Mark Green, who was nominated for the senior civilian post within the Department of Defense in April, stepped aside Friday after critics accused him of making bigoted statements and supporting anti-LGBTQ legislation as a Tennessee state senator.
In April, the Civil and Human Rights Coalition sent a letter to the Senate Armed Services committee asking it to reject Green’s nomination. Earlier Friday, a group of 10 retired officers also put out a statement calling him “unfit to serve as the next Secretary of the Army,” citing his “history of demeaning LGBT Americans, Latinos, and Muslims, and of denying basic healthcare to women.”
Green, a retired Army flight surgeon who served for two decades after his graduation from West Point, worked as the CEO of a health care company in Tennessee in addition to his duties as a state senator. He was selected by Trump after billionaire businessman Vincent Viola withdrew from the confirmation process, citing an inability to remove himself from business ties.
"Mr. Viola has informed President Trump that he will be unable to accept his nomination to serve as Secretary of the Army as the challenges of separating Mr. Viola from the organizations that he has built over the last thirty-five years have proven insurmountable," a spokesman for Viola told ABC News at the time.

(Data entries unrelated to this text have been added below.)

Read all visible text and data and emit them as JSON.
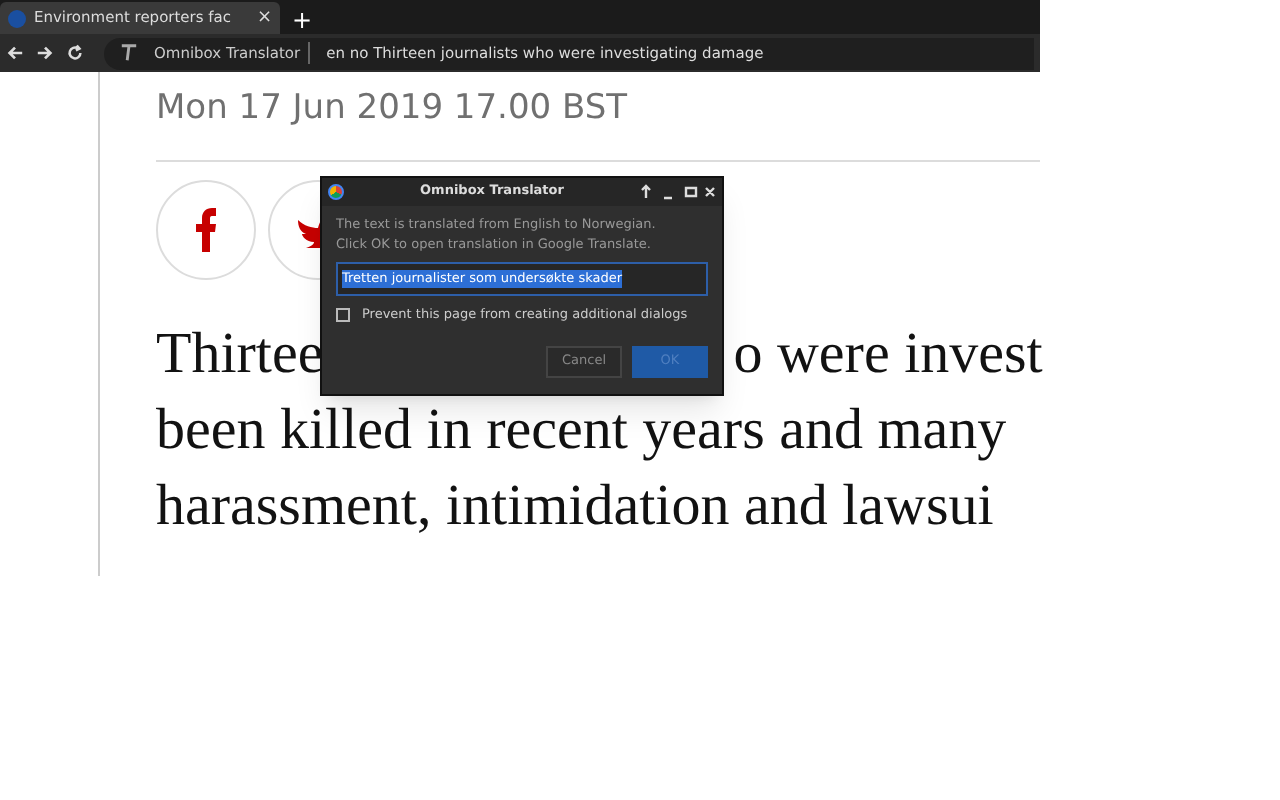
{
  "browser": {
    "tab": {
      "title": "Environment reporters fac",
      "close": "×"
    },
    "new_tab": "+",
    "omnibox": {
      "keyword": "Omnibox Translator",
      "text": "en no Thirteen journalists who were investigating damage"
    }
  },
  "article": {
    "dateline": "Mon 17 Jun 2019 17.00 BST",
    "lines": [
      {
        "parts": [
          "Thirtee",
          "o were invest"
        ]
      },
      {
        "parts": [
          "been killed in recent years and many"
        ]
      },
      {
        "parts": [
          "harassment, intimidation and lawsui"
        ]
      }
    ]
  },
  "dialog": {
    "title": "Omnibox Translator",
    "message": [
      "The text is translated from English to Norwegian.",
      "Click OK to open translation in Google Translate."
    ],
    "input": {
      "value": "Tretten journalister som undersøkte skader",
      "text_selected": true
    },
    "checkbox": {
      "label": "Prevent this page from creating additional dialogs",
      "checked": false
    },
    "buttons": [
      {
        "label": "Cancel",
        "kind": "secondary"
      },
      {
        "label": "OK",
        "kind": "primary"
      }
    ]
  }
}
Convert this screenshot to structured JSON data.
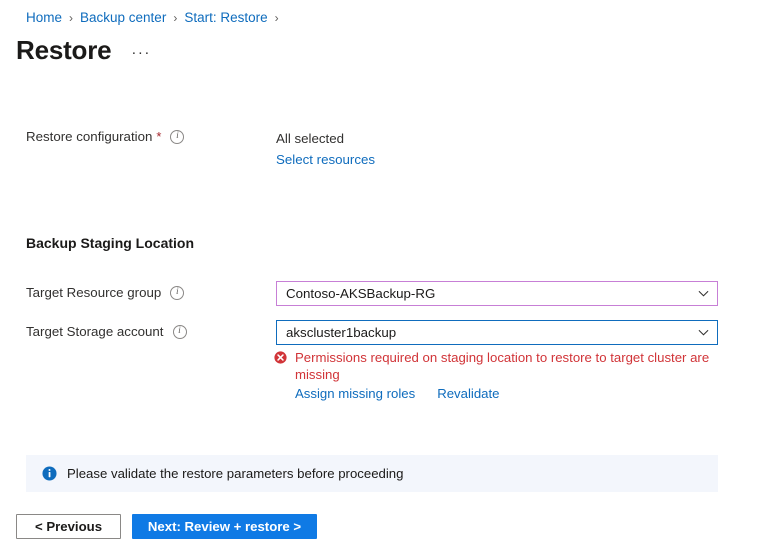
{
  "breadcrumb": {
    "items": [
      {
        "label": "Home"
      },
      {
        "label": "Backup center"
      },
      {
        "label": "Start: Restore"
      }
    ],
    "separator": "›"
  },
  "header": {
    "title": "Restore",
    "more_label": "···"
  },
  "restore_configuration": {
    "label": "Restore configuration",
    "required_marker": "*",
    "info_glyph": "i",
    "value": "All selected",
    "link_label": "Select resources"
  },
  "staging": {
    "section_title": "Backup Staging Location",
    "resource_group": {
      "label": "Target Resource group",
      "info_glyph": "i",
      "value": "Contoso-AKSBackup-RG",
      "border_color": "#c77fd6"
    },
    "storage_account": {
      "label": "Target Storage account",
      "info_glyph": "i",
      "value": "akscluster1backup",
      "border_color": "#0f6cbd"
    },
    "error": {
      "icon_name": "error-circle-icon",
      "message": "Permissions required on staging location to restore to target cluster are missing",
      "color": "#d13438",
      "links": [
        {
          "label": "Assign missing roles"
        },
        {
          "label": "Revalidate"
        }
      ]
    }
  },
  "info_banner": {
    "icon_name": "info-circle-icon",
    "text": "Please validate the restore parameters before proceeding",
    "background": "#f3f6fc",
    "icon_color": "#0f6cbd"
  },
  "footer": {
    "previous_label": "< Previous",
    "next_label": "Next: Review + restore >",
    "primary_color": "#0f7ae5"
  }
}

In addition to the two choices for secretary of the Army, Philip Bilden, Trump’s first nominee to be secretary of the Navy, withdrew in February for reasons related to his family’s financial holdings.
"After an extensive review process, I have determined that I will not be able to satisfy the Office of Government Ethics requirements without undue disruption and materially adverse divestment of my family’s private financial interests," Bilden said in a February statement.